The term originated with an attempt to reduce the risk of alcoholism by avoiding excessive drinking.
According to the paper, drinking at a party and a bar is more likely to increase a person’s risk of alcohol poisoning than drinking at home.
It’s not surprising that people would be tempted to drink more than they need to.
But they should also be careful not to binge drink or binge on alcoholic beverages that are being served.
There’s nothing inherently wrong with binge drinking, but if you do, you should consider how you’re consuming it and whether you need to avoid excessive drinking altogether.
“Binge drinking is bad for your health and social well-being,” said the study’s lead author, Maryanne Kollenberg, PhD, a professor of psychiatry and behavioral sciences at the University of Illinois at Chicago.
“The more you binge, the more likely you are to develop alcohol-related problems.”
While the authors of the study say they’re not recommending binge drinking to everyone, they believe it’s a way to reduce your risk of developing alcohol poisoning.
According the study, “shoving” involves drinking alcohol, then drinking alcohol to the point of not being able to drink anymore, and drinking a smaller amount of alcohol than you think is safe.

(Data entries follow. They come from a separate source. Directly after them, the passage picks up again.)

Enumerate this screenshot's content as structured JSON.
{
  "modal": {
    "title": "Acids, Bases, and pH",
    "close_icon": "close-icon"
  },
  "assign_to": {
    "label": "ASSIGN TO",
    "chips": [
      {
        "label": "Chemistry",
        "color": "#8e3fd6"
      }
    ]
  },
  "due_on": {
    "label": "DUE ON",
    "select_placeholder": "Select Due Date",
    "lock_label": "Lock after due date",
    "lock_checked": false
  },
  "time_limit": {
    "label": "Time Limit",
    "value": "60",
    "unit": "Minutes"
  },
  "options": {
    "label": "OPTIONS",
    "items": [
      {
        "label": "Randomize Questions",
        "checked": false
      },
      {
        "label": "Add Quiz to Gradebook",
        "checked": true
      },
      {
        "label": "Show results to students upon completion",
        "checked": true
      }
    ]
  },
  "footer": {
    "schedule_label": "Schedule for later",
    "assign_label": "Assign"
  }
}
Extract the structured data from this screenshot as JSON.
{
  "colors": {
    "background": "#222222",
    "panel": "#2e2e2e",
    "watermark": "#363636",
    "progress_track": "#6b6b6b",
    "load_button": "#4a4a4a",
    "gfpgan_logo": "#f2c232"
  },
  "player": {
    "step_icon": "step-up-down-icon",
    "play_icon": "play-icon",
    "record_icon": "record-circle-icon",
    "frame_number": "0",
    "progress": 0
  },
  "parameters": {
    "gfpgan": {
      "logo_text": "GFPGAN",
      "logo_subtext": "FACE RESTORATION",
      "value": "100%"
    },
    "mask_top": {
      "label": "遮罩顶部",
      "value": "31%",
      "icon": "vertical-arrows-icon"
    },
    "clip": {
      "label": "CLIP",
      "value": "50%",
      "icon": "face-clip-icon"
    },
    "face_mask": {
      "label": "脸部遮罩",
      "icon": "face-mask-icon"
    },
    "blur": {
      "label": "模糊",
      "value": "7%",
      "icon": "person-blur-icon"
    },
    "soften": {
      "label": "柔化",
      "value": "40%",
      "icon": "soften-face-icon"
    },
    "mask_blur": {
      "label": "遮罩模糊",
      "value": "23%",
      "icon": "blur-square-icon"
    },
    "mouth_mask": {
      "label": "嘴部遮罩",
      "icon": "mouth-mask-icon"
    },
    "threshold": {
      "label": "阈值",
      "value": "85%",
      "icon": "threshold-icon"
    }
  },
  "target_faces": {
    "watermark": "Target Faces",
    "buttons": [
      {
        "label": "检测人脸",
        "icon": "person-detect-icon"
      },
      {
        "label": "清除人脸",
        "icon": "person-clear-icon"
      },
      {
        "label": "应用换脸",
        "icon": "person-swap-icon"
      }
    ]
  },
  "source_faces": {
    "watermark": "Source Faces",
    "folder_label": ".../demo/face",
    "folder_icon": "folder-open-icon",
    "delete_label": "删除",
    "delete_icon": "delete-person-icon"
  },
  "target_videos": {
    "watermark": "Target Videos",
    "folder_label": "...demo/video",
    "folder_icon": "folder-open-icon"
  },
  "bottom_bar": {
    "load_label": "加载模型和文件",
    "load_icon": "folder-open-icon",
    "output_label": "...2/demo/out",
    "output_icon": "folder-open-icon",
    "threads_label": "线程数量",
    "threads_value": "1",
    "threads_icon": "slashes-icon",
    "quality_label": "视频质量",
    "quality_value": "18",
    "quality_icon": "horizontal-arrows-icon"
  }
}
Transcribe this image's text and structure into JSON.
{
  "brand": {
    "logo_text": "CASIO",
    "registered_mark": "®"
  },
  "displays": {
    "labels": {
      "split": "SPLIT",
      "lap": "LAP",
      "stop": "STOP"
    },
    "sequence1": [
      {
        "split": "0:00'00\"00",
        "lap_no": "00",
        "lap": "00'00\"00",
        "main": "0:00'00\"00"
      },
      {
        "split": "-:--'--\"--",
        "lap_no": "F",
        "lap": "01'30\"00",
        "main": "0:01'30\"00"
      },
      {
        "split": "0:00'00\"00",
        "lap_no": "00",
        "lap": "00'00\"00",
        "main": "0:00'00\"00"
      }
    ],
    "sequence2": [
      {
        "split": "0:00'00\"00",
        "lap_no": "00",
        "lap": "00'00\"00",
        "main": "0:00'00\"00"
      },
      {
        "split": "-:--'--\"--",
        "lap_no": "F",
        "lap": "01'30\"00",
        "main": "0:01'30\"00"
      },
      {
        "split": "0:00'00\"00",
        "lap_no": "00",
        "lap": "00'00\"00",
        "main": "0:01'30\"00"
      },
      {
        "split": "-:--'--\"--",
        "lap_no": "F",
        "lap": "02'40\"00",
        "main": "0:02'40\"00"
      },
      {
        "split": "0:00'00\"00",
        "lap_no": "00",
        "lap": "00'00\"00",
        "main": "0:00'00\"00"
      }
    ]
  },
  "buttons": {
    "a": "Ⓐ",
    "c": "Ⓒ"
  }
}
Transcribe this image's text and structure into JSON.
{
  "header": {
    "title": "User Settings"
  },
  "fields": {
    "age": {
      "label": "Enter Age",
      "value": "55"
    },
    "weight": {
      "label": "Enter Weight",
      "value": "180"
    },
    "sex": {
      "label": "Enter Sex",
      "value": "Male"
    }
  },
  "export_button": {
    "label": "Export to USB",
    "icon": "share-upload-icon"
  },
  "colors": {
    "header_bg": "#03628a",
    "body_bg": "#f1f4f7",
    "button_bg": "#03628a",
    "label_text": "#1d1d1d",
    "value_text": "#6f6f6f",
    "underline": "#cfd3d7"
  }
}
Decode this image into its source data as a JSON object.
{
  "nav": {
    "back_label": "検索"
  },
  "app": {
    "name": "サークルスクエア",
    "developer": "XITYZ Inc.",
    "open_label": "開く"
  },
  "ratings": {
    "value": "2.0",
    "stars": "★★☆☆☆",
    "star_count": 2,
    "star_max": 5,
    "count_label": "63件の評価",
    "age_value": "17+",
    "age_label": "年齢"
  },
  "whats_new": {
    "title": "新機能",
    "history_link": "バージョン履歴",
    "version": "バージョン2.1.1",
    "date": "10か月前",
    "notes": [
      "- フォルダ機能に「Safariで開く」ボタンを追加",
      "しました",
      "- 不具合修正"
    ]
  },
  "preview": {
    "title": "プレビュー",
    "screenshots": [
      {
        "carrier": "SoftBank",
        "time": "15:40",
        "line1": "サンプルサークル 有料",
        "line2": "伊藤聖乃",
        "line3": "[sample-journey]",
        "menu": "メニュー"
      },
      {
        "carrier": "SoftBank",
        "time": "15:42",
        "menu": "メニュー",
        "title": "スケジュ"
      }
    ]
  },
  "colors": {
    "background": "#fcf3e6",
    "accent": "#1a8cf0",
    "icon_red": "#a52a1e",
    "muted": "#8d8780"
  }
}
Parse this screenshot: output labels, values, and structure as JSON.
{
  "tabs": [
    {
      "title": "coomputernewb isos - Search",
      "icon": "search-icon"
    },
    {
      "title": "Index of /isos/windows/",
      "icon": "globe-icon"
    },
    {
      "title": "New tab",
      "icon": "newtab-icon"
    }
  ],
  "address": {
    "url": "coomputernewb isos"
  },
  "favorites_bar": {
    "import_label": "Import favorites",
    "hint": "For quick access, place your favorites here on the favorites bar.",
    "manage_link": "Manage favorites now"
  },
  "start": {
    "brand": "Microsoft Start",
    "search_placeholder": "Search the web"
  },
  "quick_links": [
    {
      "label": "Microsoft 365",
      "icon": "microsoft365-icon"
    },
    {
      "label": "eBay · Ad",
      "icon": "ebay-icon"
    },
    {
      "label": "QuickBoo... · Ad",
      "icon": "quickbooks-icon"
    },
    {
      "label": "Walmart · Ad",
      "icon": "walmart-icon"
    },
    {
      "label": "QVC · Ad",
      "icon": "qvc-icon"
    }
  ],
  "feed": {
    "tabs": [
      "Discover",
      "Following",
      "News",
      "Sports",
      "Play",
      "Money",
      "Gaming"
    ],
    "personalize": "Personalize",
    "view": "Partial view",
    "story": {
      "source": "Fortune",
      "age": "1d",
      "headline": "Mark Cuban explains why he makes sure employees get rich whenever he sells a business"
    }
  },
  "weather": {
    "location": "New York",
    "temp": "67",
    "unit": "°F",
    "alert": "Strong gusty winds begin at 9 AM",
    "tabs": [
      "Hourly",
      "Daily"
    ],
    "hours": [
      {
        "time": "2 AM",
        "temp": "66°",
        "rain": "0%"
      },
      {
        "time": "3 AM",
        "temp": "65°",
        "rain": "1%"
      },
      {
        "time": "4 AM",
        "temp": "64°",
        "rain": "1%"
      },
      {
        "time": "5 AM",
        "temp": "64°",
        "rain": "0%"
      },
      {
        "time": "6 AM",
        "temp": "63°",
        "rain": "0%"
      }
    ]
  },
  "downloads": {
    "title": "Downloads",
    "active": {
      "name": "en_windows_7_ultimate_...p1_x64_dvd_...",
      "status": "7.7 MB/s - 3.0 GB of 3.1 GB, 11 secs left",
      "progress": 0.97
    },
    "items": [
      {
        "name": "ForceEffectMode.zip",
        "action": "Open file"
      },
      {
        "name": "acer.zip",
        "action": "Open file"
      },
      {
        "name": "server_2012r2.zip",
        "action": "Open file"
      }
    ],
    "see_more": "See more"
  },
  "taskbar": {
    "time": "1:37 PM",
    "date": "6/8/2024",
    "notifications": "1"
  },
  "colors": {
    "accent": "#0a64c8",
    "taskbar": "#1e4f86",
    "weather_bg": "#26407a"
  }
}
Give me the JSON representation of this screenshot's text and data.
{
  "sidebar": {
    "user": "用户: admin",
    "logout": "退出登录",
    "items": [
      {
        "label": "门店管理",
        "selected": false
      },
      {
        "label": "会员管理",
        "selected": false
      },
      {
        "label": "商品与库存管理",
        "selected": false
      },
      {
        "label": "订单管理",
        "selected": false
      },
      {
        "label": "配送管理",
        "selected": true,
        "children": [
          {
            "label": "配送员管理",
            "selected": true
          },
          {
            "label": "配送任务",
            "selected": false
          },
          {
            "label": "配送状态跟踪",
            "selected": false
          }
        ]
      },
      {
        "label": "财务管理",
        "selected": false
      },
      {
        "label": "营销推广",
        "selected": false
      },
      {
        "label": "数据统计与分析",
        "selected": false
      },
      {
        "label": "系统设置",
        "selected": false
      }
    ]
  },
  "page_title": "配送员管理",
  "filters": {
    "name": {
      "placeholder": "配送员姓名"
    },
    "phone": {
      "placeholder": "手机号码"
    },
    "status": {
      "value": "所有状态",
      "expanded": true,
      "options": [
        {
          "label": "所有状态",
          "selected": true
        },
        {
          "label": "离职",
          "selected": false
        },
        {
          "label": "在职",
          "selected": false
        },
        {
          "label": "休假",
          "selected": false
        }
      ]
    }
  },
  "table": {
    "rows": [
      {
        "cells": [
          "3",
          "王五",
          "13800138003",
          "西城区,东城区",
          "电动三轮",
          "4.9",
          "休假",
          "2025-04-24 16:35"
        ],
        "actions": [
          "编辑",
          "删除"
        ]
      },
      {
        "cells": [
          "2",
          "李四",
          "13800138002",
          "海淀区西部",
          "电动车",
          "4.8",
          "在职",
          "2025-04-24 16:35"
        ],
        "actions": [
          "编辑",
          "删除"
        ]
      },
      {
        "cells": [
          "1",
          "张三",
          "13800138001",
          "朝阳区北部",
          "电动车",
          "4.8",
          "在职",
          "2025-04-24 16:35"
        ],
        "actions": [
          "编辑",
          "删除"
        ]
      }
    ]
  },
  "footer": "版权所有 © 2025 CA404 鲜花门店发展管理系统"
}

That means if you’re already drinking a lot of alcohol and the amount you’re drinking now is less than you’d like, you can go back to your previous level of drinking.
“Shoving alcohol is an excellent way to minimize your risk for alcohol poisoning,” said Kollenburg.
If you do want to avoid binge drinking at the bar or party, however, you’ll probably need to keep some of your binge drinking under wraps for now.
“Don’t go out and drink too much.
You might want to keep it secret from friends and family.
And if you get too much alcohol in your system, you might want some more time to take it off,” said Dr. Daniel T. Katz, PhD and senior author of the paper.
“But it’s important to drink responsibly and to limit your drinking to moderate amounts, to avoid overconsumption of alcohol.”
In addition to the potential risks of binge drinking in general, there are some benefits of avoiding excessive alcohol consumption.
“When you consume alcohol in moderation, it can help protect you from heart disease and other conditions, reduce your risks of type 2 diabetes and stroke, and even improve your overall health,” said Katz.
“It also helps prevent you from developing chronic diseases, including Alzheimer’s disease and Parkinson’s disease.”
The study was supported by grants from the National Institute on Alcohol Abuse and Alcoholism, the National Institutes of Health and the National Cancer Institute.